— Problem requirements —
Every line that contains the word "name" is to be copied from the listing.

****************************************

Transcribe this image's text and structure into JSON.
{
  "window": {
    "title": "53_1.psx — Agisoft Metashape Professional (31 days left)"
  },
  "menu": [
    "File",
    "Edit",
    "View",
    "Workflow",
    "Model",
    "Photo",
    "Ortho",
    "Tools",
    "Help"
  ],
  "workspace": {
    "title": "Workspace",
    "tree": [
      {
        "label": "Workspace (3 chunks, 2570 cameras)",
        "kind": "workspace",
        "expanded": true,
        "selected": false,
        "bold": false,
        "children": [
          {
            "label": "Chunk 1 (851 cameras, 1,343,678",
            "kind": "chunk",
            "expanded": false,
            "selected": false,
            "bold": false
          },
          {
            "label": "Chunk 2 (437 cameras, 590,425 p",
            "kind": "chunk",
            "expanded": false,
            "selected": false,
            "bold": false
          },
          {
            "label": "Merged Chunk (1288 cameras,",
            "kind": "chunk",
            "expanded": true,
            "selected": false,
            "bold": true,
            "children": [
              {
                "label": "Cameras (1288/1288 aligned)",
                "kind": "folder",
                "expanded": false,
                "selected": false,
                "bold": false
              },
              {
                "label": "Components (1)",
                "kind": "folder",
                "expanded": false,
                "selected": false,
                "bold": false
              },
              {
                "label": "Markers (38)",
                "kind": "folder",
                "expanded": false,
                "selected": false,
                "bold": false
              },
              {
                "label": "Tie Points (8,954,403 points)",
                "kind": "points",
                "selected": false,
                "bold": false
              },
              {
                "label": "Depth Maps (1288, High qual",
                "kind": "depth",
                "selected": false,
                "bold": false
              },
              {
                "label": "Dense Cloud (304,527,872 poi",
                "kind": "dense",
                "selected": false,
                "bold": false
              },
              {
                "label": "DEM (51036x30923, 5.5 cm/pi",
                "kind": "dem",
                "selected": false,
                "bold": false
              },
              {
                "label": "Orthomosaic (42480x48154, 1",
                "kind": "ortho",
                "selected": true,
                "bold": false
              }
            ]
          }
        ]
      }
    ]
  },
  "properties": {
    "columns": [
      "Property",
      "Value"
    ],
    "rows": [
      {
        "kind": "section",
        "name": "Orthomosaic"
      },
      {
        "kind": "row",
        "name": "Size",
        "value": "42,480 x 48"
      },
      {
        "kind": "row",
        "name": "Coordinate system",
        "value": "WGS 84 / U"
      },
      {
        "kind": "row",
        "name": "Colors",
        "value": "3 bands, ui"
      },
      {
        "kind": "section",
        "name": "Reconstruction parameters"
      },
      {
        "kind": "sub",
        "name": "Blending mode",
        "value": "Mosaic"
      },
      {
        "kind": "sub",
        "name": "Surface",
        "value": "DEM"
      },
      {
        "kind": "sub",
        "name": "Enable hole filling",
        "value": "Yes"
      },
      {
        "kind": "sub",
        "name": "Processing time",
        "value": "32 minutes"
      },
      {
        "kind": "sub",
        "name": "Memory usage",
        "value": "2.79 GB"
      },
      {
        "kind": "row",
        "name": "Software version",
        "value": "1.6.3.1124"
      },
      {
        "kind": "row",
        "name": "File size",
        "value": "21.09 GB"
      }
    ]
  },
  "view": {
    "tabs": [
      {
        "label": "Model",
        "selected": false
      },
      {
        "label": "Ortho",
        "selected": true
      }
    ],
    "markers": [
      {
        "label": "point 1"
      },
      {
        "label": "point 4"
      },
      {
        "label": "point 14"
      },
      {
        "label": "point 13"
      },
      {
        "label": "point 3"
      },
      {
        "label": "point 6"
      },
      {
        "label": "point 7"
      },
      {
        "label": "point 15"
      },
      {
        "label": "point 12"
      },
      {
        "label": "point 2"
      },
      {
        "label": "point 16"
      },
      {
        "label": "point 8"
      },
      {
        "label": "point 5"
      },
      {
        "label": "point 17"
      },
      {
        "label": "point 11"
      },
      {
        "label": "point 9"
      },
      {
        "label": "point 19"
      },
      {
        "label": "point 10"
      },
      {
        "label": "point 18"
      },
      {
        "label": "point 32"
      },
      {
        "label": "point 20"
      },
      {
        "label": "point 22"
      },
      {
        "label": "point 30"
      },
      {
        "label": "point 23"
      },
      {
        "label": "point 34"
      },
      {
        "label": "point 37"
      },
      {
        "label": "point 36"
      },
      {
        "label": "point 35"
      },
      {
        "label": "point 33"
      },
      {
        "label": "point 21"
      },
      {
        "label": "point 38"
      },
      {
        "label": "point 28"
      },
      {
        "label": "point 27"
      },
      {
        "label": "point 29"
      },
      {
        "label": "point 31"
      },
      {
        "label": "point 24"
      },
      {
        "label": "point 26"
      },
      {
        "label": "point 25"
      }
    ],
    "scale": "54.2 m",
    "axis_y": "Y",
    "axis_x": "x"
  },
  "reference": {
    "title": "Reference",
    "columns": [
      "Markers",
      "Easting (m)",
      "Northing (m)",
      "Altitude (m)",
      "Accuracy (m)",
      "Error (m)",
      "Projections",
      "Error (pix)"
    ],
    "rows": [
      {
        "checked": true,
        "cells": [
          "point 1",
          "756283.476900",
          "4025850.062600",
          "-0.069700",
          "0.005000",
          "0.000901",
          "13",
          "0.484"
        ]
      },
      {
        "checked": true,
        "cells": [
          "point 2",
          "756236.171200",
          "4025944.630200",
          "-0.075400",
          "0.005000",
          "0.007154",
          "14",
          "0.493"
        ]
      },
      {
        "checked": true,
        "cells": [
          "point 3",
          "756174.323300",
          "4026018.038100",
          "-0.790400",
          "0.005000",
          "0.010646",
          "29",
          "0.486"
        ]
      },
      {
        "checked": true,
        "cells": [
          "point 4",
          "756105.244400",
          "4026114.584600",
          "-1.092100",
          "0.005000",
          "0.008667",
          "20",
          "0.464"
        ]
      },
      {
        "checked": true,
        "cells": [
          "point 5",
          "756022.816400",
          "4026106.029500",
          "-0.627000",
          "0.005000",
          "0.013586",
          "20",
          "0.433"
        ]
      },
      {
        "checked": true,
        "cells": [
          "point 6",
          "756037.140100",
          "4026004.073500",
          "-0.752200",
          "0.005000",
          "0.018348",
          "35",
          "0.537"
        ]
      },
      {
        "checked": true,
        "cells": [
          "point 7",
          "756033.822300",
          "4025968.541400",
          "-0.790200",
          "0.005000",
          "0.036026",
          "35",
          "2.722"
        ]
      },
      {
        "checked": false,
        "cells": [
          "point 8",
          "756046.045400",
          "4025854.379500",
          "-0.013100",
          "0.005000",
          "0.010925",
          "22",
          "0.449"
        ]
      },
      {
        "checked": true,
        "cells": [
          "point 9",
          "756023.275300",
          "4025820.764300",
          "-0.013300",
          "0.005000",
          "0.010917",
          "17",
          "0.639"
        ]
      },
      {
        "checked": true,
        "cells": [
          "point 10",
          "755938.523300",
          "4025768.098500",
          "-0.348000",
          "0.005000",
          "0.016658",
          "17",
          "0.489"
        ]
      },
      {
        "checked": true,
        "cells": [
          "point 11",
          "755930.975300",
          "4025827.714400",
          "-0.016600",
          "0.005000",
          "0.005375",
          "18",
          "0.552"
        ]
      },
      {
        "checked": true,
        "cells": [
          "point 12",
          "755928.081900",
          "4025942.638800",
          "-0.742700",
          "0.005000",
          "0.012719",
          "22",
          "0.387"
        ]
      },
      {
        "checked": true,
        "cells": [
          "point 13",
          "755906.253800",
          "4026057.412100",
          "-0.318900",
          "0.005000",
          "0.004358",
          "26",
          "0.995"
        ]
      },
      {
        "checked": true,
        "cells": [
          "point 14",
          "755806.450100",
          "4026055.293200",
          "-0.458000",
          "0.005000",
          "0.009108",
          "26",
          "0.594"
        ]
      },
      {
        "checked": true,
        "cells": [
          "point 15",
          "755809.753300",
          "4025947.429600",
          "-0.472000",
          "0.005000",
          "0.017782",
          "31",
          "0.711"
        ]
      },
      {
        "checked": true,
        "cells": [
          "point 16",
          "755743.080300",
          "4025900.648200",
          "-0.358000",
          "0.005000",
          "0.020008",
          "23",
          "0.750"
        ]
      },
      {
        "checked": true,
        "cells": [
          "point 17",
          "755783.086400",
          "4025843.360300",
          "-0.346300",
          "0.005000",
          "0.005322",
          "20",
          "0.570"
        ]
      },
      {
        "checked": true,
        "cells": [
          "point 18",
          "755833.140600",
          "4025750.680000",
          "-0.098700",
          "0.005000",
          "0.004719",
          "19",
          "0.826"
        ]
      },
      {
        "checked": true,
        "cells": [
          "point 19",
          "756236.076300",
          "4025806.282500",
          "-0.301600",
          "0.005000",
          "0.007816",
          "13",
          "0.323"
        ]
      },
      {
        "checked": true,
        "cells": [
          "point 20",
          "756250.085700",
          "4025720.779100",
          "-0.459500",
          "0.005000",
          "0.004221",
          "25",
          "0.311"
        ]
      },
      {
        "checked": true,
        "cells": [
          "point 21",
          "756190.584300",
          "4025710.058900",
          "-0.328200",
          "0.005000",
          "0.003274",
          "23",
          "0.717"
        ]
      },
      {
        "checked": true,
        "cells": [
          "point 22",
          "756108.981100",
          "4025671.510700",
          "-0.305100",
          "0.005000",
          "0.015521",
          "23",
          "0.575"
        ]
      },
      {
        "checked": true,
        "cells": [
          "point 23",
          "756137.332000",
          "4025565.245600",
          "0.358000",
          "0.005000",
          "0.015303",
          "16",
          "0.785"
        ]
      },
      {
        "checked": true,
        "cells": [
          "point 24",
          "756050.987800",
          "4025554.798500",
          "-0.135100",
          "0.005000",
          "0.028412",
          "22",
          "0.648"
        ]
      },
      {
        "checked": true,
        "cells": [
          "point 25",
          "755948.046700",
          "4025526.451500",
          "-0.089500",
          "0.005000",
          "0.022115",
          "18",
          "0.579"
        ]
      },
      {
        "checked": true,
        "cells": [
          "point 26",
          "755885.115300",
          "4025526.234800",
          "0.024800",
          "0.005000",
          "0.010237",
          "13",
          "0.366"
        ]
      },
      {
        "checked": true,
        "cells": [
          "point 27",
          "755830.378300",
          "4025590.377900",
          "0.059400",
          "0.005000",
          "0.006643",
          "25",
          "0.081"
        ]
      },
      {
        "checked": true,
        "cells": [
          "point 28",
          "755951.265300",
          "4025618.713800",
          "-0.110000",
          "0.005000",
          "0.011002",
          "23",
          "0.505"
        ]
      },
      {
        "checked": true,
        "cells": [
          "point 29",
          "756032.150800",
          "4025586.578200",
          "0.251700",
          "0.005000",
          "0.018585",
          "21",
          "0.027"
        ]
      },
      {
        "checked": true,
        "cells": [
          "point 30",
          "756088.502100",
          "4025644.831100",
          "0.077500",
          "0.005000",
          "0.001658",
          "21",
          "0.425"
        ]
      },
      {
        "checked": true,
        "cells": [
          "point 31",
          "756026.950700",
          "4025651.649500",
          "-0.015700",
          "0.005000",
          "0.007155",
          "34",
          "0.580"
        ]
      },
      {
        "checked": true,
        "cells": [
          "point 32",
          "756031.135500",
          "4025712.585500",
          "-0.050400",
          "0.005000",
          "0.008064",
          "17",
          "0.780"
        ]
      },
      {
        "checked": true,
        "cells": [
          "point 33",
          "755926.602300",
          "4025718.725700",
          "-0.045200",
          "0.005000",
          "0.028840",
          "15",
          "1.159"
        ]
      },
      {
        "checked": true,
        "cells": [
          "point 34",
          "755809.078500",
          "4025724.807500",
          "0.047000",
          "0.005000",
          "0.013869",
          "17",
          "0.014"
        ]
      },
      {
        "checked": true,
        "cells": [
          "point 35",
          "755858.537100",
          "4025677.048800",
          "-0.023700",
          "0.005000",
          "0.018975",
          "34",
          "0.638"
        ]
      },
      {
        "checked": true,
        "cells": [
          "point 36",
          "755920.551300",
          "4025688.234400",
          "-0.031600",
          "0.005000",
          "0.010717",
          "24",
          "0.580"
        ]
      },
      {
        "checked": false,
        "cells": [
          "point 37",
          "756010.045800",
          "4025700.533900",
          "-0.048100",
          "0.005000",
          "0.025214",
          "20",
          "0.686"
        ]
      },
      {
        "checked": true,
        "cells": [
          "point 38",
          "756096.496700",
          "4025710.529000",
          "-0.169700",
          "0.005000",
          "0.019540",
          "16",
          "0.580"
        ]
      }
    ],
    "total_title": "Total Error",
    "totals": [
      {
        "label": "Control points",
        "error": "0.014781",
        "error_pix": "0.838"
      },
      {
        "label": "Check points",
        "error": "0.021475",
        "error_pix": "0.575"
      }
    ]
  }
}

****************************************

— Output for this exercise —
        "name": "Orthomosaic"
        "name": "Size",
        "name": "Coordinate system",
        "name": "Colors",
        "name": "Reconstruction parameters"
        "name": "Blending mode",
        "name": "Surface",
        "name": "Enable hole filling",
        "name": "Processing time",
        "name": "Memory usage",
        "name": "Software version",
        "name": "File size",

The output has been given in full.